Tragedy. It seems like something we can’t escape it lately. If it isn’t acts of nature it’s acts of a madman. How do we process what is happening and how do we recover and move on? Reducing our anxiety is a start. According to an article in Psychology Today, here are five ways to do just that:
Get in touch with reality. Intense fear and horror make us lose perspective, and suddenly we expect disaster at every turn. Taking a step back from our fear and trying to think about what we know (what therapists call “cognitive reframing”) can help ease our fears, at least a little bit.
For example, in spite of terrible events—such as those in Newtown, Connecticut in 2012—schools are actually among the safest places for children to be, and the vast majority of people with mental illness are not violent. After Newtown, one expert recommended balancing each “worried thought” with a “brave thought” to manage anxiety…
Find safety in numbers. Results from decades of experimental research reveal that as social creatures, the more alone we feel the more afraid we are. Reminding yourself of the people you can trust will help you feel safer in your community.
Help others. Events are traumatic because they destroy our social fabric and disorder our expectations of the world. Giving to others helps strengthen the order in the world through good acts. As Martin Luther King Jr. and Mahatma Gandhi recognized, altruism is a kind of antidote to hatred and evil.
Manage your exposure exposure to the media so that you can stay as informed as you want without becoming overwhelmed with anxiety and stress…
Learn to live with fearful events and not in spite of them. This final recommendation to feeling safer is perhaps the hardest to achieve. As we work to understand tragic events, eventually we may be able to accept that terrible, unpredictable, and unpreventable things do occur and could happen to any of us. And despite that dreadful knowledge, we must make every effort to live our lives better, to love better, and to cherish every day we are given. There is great comfort in that.
Excellent advice, in my opinion. And let’s not forget all the stories of heroism and quick thinking during some of the recent tragedies. During and after the hurricanes there were daring water rescues, companies welcoming displaced people into their businesses, and people rescuing pets and animals and finding them homes. During the shooting in Las Vegas, there were people taking off their own clothes to apply pressure to wounds, others helping people over barriers so they could get to safety, and people comforting the wounded and staying with them until help arrived. So while Mother Nature and one crazed individual instigated tragic events, MANY people came together for their fellow men and women (and pets).
So what does the Harvest Moon have to do with all this? First, it reminds us that Mother Nature can be gentle. She can be beautiful. And she can be beneficial, as the moonlight provided by this moon in the past was used to gather crops back before tractors had lights (and probably before tractors).
Secondly, let’s look at how the planets are lining up during this Harvest moon. The information below is from Chani Nicholas, one of my favorite astrologers:
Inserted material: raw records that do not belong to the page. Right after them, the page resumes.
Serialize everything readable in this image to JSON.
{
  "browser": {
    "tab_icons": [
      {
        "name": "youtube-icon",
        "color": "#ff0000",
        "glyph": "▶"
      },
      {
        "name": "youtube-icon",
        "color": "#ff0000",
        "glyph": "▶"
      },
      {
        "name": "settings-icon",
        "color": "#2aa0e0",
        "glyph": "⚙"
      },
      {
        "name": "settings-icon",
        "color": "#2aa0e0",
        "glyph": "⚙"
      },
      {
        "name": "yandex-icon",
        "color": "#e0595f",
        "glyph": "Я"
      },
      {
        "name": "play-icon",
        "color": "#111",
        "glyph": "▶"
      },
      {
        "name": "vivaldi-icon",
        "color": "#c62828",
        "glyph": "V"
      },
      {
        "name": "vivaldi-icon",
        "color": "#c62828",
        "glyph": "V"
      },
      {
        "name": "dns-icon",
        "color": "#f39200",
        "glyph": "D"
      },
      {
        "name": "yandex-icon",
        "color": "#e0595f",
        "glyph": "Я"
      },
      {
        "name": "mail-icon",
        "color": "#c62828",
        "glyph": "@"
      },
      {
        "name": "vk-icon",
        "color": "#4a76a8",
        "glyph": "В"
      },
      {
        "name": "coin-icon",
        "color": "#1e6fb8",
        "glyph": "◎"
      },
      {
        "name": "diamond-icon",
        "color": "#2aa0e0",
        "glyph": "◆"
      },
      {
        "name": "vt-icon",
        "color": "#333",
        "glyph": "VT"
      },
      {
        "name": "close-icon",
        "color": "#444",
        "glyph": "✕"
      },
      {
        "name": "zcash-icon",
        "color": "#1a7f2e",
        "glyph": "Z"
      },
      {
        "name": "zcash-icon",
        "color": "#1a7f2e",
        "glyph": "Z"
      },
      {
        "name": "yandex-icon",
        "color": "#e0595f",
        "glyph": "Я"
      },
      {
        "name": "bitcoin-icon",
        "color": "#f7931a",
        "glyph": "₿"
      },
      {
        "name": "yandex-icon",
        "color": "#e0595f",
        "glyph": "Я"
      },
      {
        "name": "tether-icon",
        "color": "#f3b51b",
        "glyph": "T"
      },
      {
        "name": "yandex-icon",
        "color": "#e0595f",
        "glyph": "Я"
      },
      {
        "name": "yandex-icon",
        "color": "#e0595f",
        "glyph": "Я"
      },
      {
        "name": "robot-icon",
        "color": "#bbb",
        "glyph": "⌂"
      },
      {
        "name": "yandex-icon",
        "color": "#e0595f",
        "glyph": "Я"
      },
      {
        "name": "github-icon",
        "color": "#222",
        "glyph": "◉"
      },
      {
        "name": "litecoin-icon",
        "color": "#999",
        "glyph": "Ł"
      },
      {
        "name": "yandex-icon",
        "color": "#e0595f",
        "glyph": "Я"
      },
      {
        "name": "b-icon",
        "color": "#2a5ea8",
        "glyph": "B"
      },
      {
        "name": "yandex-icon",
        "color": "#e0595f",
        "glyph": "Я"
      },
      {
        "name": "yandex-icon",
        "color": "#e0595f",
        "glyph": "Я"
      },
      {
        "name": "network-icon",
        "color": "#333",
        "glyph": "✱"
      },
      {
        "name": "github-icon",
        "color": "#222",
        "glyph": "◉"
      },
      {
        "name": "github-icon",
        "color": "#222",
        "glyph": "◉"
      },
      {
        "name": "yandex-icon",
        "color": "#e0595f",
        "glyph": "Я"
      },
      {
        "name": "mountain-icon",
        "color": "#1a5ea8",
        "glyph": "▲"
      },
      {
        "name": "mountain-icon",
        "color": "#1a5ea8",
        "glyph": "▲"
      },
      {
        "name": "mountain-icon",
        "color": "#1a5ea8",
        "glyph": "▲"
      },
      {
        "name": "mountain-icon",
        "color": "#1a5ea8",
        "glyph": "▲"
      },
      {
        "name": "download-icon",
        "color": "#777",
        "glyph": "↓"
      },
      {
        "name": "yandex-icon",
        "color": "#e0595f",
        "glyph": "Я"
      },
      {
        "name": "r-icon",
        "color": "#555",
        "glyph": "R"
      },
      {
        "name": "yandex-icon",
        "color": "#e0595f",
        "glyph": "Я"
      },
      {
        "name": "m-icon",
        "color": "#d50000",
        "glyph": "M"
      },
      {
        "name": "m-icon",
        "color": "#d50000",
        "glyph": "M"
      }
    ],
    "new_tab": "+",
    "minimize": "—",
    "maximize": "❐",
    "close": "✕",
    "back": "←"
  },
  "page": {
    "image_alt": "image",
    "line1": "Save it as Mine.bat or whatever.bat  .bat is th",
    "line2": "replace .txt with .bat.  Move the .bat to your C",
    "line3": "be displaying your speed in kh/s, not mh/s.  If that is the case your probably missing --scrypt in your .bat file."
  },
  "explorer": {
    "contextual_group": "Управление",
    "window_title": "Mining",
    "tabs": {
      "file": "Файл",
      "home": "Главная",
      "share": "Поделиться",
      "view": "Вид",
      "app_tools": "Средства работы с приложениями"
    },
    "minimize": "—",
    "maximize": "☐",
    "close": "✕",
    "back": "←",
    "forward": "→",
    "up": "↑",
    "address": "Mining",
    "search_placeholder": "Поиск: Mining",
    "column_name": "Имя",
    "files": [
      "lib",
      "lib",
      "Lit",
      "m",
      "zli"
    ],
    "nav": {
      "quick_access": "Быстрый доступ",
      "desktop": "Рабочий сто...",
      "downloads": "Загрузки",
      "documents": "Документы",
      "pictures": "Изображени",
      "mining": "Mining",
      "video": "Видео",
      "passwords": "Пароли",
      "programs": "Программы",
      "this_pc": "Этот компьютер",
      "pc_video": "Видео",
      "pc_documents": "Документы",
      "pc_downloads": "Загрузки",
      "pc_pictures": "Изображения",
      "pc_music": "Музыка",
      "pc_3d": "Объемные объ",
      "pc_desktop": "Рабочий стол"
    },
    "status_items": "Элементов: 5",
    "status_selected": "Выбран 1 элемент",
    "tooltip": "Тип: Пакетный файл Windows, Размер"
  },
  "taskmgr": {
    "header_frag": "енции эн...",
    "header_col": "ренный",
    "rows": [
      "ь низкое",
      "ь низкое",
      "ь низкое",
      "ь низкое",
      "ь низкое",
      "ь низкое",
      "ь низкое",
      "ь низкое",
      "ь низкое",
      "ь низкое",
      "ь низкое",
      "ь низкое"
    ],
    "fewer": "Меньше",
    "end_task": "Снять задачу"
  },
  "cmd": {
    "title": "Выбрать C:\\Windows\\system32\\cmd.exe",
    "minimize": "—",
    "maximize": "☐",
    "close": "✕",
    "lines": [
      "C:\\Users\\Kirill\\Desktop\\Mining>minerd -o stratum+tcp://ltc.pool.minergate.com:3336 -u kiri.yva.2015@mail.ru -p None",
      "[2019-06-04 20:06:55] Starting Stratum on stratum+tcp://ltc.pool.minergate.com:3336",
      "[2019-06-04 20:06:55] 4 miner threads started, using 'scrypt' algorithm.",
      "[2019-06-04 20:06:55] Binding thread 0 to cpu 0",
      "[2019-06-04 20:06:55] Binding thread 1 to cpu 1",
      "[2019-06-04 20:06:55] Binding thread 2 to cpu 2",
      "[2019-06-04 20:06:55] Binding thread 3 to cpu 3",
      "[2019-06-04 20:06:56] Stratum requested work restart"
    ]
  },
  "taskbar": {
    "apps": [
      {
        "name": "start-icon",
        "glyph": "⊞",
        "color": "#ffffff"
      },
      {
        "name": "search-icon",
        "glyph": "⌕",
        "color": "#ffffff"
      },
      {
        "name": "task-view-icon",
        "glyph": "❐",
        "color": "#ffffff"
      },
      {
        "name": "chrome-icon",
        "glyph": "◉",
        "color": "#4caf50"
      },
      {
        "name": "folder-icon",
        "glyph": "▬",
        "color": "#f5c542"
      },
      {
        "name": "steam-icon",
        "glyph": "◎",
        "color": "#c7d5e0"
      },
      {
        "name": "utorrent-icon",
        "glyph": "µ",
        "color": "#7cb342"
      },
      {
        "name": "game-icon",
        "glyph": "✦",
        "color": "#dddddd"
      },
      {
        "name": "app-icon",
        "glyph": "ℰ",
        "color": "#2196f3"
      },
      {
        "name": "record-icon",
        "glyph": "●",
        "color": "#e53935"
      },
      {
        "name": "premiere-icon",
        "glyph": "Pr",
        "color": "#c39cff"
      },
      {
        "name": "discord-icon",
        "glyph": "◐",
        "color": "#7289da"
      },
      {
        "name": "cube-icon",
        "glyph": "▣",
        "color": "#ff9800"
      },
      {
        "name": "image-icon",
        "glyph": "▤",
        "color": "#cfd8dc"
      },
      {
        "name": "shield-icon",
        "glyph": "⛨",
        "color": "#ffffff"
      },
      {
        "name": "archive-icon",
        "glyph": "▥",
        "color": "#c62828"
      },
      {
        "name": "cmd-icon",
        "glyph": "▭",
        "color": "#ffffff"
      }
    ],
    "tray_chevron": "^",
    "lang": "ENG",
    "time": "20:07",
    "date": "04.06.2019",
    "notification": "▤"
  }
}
Thursday’s full moon asks us to harvest the wealth that comes from being aligned with the processes of release and regeneration.
On the same day as the full moon, Venus and Mars come together in Virgo. Together these two are a potent mix of erotic and creative energy. Venus magnetizes. Mars seeks out what it desires. Together in Virgo, their passion is put to good use. This combination is driven to perform a task and to do so with incredible urgency. Both planets are on their way to squaring Saturn, however, so the work needs to be done well as it will be tested. Thoroughly.
What could the above mean? Perhaps swift aid for Puerto Rico? Perhaps a serious discussion about assault rifles in the hands of civilians and gun laws? What does it mean to you? Is there something you need to release so you can start again? Is there a task that you have been putting off that has returned to you at this time, asking that it be done now, and done well? I think it merits some reflection, and I intend to spend some time ruminating.
Lastly, and on a lighter note, the Harvest moon reminds me of the song Neil Young sings of the same name. It is a beautiful song, and the video is filled with joy, dancing, and that unmistakable moon. I believe we could use a respite from the negative news, and listening to the loving words of this song and maybe even swaying to the lilting melody are a great way to find refuge. Take five minutes, watch the video, feel uplifted. We need as many people as possible to be living their true, thriving selves right now–our families, friends, communities, nation and world need us.